● AIM OF THE TASK: As the answer, give a copy of each line below that includes the word "start".

(Data records)
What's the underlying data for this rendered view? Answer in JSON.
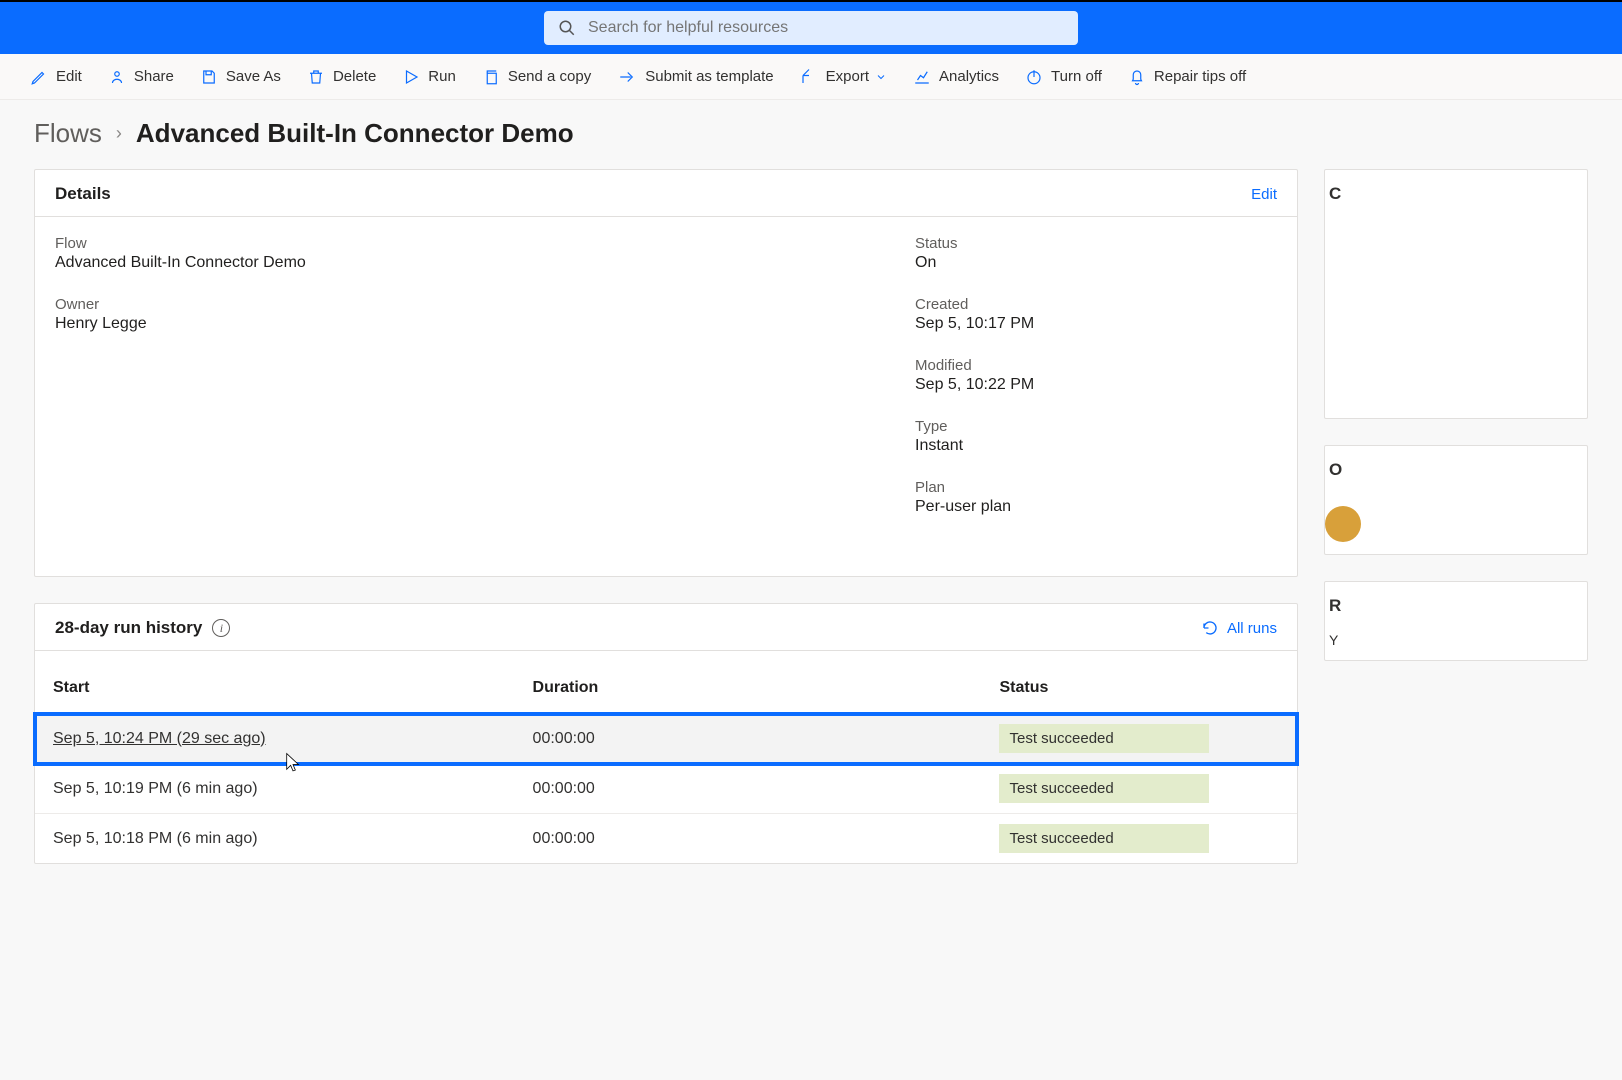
{
  "search": {
    "placeholder": "Search for helpful resources"
  },
  "toolbar": {
    "edit": "Edit",
    "share": "Share",
    "save_as": "Save As",
    "delete": "Delete",
    "run": "Run",
    "send_copy": "Send a copy",
    "submit_template": "Submit as template",
    "export": "Export",
    "analytics": "Analytics",
    "turn_off": "Turn off",
    "repair_tips": "Repair tips off"
  },
  "breadcrumb": {
    "root": "Flows",
    "title": "Advanced Built-In Connector Demo"
  },
  "details": {
    "header": "Details",
    "edit_link": "Edit",
    "flow_label": "Flow",
    "flow_value": "Advanced Built-In Connector Demo",
    "owner_label": "Owner",
    "owner_value": "Henry Legge",
    "status_label": "Status",
    "status_value": "On",
    "created_label": "Created",
    "created_value": "Sep 5, 10:17 PM",
    "modified_label": "Modified",
    "modified_value": "Sep 5, 10:22 PM",
    "type_label": "Type",
    "type_value": "Instant",
    "plan_label": "Plan",
    "plan_value": "Per-user plan"
  },
  "run_history": {
    "header": "28-day run history",
    "all_runs": "All runs",
    "columns": {
      "start": "Start",
      "duration": "Duration",
      "status": "Status"
    },
    "rows": [
      {
        "start": "Sep 5, 10:24 PM (29 sec ago)",
        "duration": "00:00:00",
        "status": "Test succeeded",
        "highlight": true
      },
      {
        "start": "Sep 5, 10:19 PM (6 min ago)",
        "duration": "00:00:00",
        "status": "Test succeeded",
        "highlight": false
      },
      {
        "start": "Sep 5, 10:18 PM (6 min ago)",
        "duration": "00:00:00",
        "status": "Test succeeded",
        "highlight": false
      }
    ]
  },
  "side": {
    "c1": "C",
    "o1": "O",
    "r1": "R",
    "y1": "Y"
  }
}
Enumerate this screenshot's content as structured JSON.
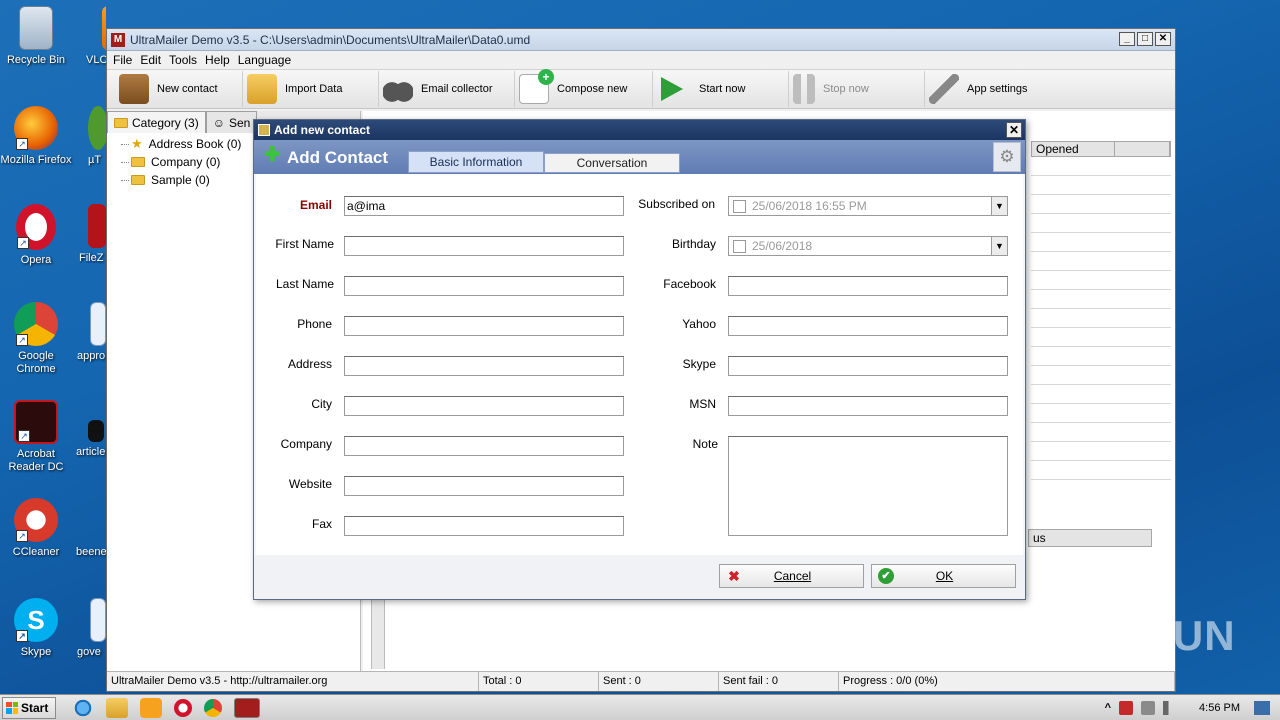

● RESPONSE TO THE EXERCISE:
      "start": "Start",
        "start": "Sep 5, 10:24 PM (29 sec ago)",
        "start": "Sep 5, 10:19 PM (6 min ago)",
        "start": "Sep 5, 10:18 PM (6 min ago)",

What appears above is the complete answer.